◆ Task statement ◆
Output every line below without omitting or altering anything.

════════

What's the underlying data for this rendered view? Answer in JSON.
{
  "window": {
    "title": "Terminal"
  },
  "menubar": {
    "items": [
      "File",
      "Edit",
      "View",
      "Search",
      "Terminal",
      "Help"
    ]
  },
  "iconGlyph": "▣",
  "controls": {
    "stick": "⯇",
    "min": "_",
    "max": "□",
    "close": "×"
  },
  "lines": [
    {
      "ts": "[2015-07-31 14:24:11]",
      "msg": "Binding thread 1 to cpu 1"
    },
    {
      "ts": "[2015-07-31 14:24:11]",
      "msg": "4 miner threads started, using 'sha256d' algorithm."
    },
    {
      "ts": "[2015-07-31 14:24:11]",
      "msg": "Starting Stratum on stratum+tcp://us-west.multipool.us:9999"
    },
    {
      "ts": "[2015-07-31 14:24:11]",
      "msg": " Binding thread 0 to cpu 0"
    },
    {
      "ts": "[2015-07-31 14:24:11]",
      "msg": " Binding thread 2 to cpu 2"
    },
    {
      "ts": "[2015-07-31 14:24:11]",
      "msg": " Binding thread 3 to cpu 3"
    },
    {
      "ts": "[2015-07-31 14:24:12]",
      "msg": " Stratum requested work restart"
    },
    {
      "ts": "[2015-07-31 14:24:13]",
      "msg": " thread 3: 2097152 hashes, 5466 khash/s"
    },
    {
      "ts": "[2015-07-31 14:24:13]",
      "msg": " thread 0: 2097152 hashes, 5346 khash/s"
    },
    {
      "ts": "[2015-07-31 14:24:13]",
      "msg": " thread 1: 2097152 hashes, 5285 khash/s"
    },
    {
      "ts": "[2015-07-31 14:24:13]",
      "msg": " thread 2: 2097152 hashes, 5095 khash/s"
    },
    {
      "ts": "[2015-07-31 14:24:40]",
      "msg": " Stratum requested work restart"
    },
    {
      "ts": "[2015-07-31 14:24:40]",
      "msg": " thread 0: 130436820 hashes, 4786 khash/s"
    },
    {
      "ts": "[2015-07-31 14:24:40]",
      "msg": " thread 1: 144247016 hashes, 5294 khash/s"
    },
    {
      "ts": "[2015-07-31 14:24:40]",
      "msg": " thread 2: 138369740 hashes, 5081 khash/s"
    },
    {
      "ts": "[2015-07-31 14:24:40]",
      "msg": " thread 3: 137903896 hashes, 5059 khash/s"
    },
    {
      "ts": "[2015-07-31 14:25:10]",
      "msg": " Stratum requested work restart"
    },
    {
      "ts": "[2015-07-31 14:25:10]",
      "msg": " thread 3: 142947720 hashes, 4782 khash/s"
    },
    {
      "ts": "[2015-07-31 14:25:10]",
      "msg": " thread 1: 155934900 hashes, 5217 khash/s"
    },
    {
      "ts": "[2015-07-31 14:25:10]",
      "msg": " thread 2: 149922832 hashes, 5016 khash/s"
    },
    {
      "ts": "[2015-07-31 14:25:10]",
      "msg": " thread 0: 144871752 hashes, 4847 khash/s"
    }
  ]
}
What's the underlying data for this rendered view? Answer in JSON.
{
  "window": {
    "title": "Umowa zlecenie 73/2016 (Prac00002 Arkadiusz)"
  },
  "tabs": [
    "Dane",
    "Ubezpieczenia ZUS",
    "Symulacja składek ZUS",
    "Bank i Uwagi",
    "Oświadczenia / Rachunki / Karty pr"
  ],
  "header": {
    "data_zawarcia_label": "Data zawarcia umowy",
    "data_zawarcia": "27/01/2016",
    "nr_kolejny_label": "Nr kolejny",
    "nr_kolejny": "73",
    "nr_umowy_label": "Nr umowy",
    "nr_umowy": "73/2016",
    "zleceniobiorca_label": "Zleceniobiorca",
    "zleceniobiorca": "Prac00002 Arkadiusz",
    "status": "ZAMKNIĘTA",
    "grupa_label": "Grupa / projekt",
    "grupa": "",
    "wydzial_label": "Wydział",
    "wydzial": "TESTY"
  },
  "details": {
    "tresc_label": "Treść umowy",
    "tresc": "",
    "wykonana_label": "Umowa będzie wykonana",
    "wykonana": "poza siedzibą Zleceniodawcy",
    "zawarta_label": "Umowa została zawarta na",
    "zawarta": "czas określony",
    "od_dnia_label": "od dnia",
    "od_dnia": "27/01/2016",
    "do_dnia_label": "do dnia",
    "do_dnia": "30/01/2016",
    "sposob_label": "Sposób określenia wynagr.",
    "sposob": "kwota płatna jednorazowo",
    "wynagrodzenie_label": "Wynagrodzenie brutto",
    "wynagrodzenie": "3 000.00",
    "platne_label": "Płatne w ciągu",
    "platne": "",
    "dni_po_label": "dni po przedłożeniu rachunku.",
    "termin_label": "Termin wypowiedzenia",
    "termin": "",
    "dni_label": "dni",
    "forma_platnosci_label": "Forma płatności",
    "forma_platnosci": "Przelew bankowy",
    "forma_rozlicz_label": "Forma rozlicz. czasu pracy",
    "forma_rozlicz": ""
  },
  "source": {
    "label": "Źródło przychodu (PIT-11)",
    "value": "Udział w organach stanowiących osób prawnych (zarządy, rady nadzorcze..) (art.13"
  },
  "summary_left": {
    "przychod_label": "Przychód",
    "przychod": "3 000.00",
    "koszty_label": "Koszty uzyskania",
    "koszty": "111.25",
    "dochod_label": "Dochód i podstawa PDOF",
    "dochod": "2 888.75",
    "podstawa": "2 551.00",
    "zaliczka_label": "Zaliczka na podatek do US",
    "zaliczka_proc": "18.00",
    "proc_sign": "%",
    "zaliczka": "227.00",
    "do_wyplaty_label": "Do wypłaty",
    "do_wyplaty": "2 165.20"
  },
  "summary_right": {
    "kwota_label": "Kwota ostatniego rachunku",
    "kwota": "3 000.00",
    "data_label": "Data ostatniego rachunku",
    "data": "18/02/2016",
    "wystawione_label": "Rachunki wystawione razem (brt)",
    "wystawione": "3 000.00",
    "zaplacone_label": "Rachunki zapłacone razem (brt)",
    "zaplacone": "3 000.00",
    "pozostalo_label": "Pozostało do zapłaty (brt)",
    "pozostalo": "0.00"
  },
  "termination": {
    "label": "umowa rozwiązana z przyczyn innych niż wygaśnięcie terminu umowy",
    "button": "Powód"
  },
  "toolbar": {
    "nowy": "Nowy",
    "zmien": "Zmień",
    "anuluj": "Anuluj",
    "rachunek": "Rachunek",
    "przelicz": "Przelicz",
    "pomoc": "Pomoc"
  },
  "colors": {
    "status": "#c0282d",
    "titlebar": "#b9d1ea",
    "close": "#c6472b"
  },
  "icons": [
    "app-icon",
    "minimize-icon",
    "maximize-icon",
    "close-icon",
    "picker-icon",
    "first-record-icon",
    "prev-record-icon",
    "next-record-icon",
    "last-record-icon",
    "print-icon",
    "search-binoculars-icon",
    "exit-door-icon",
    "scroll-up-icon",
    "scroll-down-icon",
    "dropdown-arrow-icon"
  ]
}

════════

◆ Written response ◆
What's the underlying data for this rendered view? Answer in JSON.
{
  "window": {
    "title": "Terminal"
  },
  "menubar": {
    "items": [
      "File",
      "Edit",
      "View",
      "Search",
      "Terminal",
      "Help"
    ]
  },
  "iconGlyph": "▣",
  "controls": {
    "stick": "⯇",
    "min": "_",
    "max": "□",
    "close": "×"
  },
  "lines": [
    {
      "ts": "[2015-07-31 14:24:11]",
      "msg": "Binding thread 1 to cpu 1"
    },
    {
      "ts": "[2015-07-31 14:24:11]",
      "msg": "4 miner threads started, using 'sha256d' algorithm."
    },
    {
      "ts": "[2015-07-31 14:24:11]",
      "msg": "Starting Stratum on stratum+tcp://us-west.multipool.us:9999"
    },
    {
      "ts": "[2015-07-31 14:24:11]",
      "msg": " Binding thread 0 to cpu 0"
    },
    {
      "ts": "[2015-07-31 14:24:11]",
      "msg": " Binding thread 2 to cpu 2"
    },
    {
      "ts": "[2015-07-31 14:24:11]",
      "msg": " Binding thread 3 to cpu 3"
    },
    {
      "ts": "[2015-07-31 14:24:12]",
      "msg": " Stratum requested work restart"
    },
    {
      "ts": "[2015-07-31 14:24:13]",
      "msg": " thread 3: 2097152 hashes, 5466 khash/s"
    },
    {
      "ts": "[2015-07-31 14:24:13]",
      "msg": " thread 0: 2097152 hashes, 5346 khash/s"
    },
    {
      "ts": "[2015-07-31 14:24:13]",
      "msg": " thread 1: 2097152 hashes, 5285 khash/s"
    },
    {
      "ts": "[2015-07-31 14:24:13]",
      "msg": " thread 2: 2097152 hashes, 5095 khash/s"
    },
    {
      "ts": "[2015-07-31 14:24:40]",
      "msg": " Stratum requested work restart"
    },
    {
      "ts": "[2015-07-31 14:24:40]",
      "msg": " thread 0: 130436820 hashes, 4786 khash/s"
    },
    {
      "ts": "[2015-07-31 14:24:40]",
      "msg": " thread 1: 144247016 hashes, 5294 khash/s"
    },
    {
      "ts": "[2015-07-31 14:24:40]",
      "msg": " thread 2: 138369740 hashes, 5081 khash/s"
    },
    {
      "ts": "[2015-07-31 14:24:40]",
      "msg": " thread 3: 137903896 hashes, 5059 khash/s"
    },
    {
      "ts": "[2015-07-31 14:25:10]",
      "msg": " Stratum requested work restart"
    },
    {
      "ts": "[2015-07-31 14:25:10]",
      "msg": " thread 3: 142947720 hashes, 4782 khash/s"
    },
    {
      "ts": "[2015-07-31 14:25:10]",
      "msg": " thread 1: 155934900 hashes, 5217 khash/s"
    },
    {
      "ts": "[2015-07-31 14:25:10]",
      "msg": " thread 2: 149922832 hashes, 5016 khash/s"
    },
    {
      "ts": "[2015-07-31 14:25:10]",
      "msg": " thread 0: 144871752 hashes, 4847 khash/s"
    }
  ]
}
What's the underlying data for this rendered view? Answer in JSON.
{
  "window": {
    "title": "Umowa zlecenie 73/2016 (Prac00002 Arkadiusz)"
  },
  "tabs": [
    "Dane",
    "Ubezpieczenia ZUS",
    "Symulacja składek ZUS",
    "Bank i Uwagi",
    "Oświadczenia / Rachunki / Karty pr"
  ],
  "header": {
    "data_zawarcia_label": "Data zawarcia umowy",
    "data_zawarcia": "27/01/2016",
    "nr_kolejny_label": "Nr kolejny",
    "nr_kolejny": "73",
    "nr_umowy_label": "Nr umowy",
    "nr_umowy": "73/2016",
    "zleceniobiorca_label": "Zleceniobiorca",
    "zleceniobiorca": "Prac00002 Arkadiusz",
    "status": "ZAMKNIĘTA",
    "grupa_label": "Grupa / projekt",
    "grupa": "",
    "wydzial_label": "Wydział",
    "wydzial": "TESTY"
  },
  "details": {
    "tresc_label": "Treść umowy",
    "tresc": "",
    "wykonana_label": "Umowa będzie wykonana",
    "wykonana": "poza siedzibą Zleceniodawcy",
    "zawarta_label": "Umowa została zawarta na",
    "zawarta": "czas określony",
    "od_dnia_label": "od dnia",
    "od_dnia": "27/01/2016",
    "do_dnia_label": "do dnia",
    "do_dnia": "30/01/2016",
    "sposob_label": "Sposób określenia wynagr.",
    "sposob": "kwota płatna jednorazowo",
    "wynagrodzenie_label": "Wynagrodzenie brutto",
    "wynagrodzenie": "3 000.00",
    "platne_label": "Płatne w ciągu",
    "platne": "",
    "dni_po_label": "dni po przedłożeniu rachunku.",
    "termin_label": "Termin wypowiedzenia",
    "termin": "",
    "dni_label": "dni",
    "forma_platnosci_label": "Forma płatności",
    "forma_platnosci": "Przelew bankowy",
    "forma_rozlicz_label": "Forma rozlicz. czasu pracy",
    "forma_rozlicz": ""
  },
  "source": {
    "label": "Źródło przychodu (PIT-11)",
    "value": "Udział w organach stanowiących osób prawnych (zarządy, rady nadzorcze..) (art.13"
  },
  "summary_left": {
    "przychod_label": "Przychód",
    "przychod": "3 000.00",
    "koszty_label": "Koszty uzyskania",
    "koszty": "111.25",
    "dochod_label": "Dochód i podstawa PDOF",
    "dochod": "2 888.75",
    "podstawa": "2 551.00",
    "zaliczka_label": "Zaliczka na podatek do US",
    "zaliczka_proc": "18.00",
    "proc_sign": "%",
    "zaliczka": "227.00",
    "do_wyplaty_label": "Do wypłaty",
    "do_wyplaty": "2 165.20"
  },
  "summary_right": {
    "kwota_label": "Kwota ostatniego rachunku",
    "kwota": "3 000.00",
    "data_label": "Data ostatniego rachunku",
    "data": "18/02/2016",
    "wystawione_label": "Rachunki wystawione razem (brt)",
    "wystawione": "3 000.00",
    "zaplacone_label": "Rachunki zapłacone razem (brt)",
    "zaplacone": "3 000.00",
    "pozostalo_label": "Pozostało do zapłaty (brt)",
    "pozostalo": "0.00"
  },
  "termination": {
    "label": "umowa rozwiązana z przyczyn innych niż wygaśnięcie terminu umowy",
    "button": "Powód"
  },
  "toolbar": {
    "nowy": "Nowy",
    "zmien": "Zmień",
    "anuluj": "Anuluj",
    "rachunek": "Rachunek",
    "przelicz": "Przelicz",
    "pomoc": "Pomoc"
  },
  "colors": {
    "status": "#c0282d",
    "titlebar": "#b9d1ea",
    "close": "#c6472b"
  },
  "icons": [
    "app-icon",
    "minimize-icon",
    "maximize-icon",
    "close-icon",
    "picker-icon",
    "first-record-icon",
    "prev-record-icon",
    "next-record-icon",
    "last-record-icon",
    "print-icon",
    "search-binoculars-icon",
    "exit-door-icon",
    "scroll-up-icon",
    "scroll-down-icon",
    "dropdown-arrow-icon"
  ]
}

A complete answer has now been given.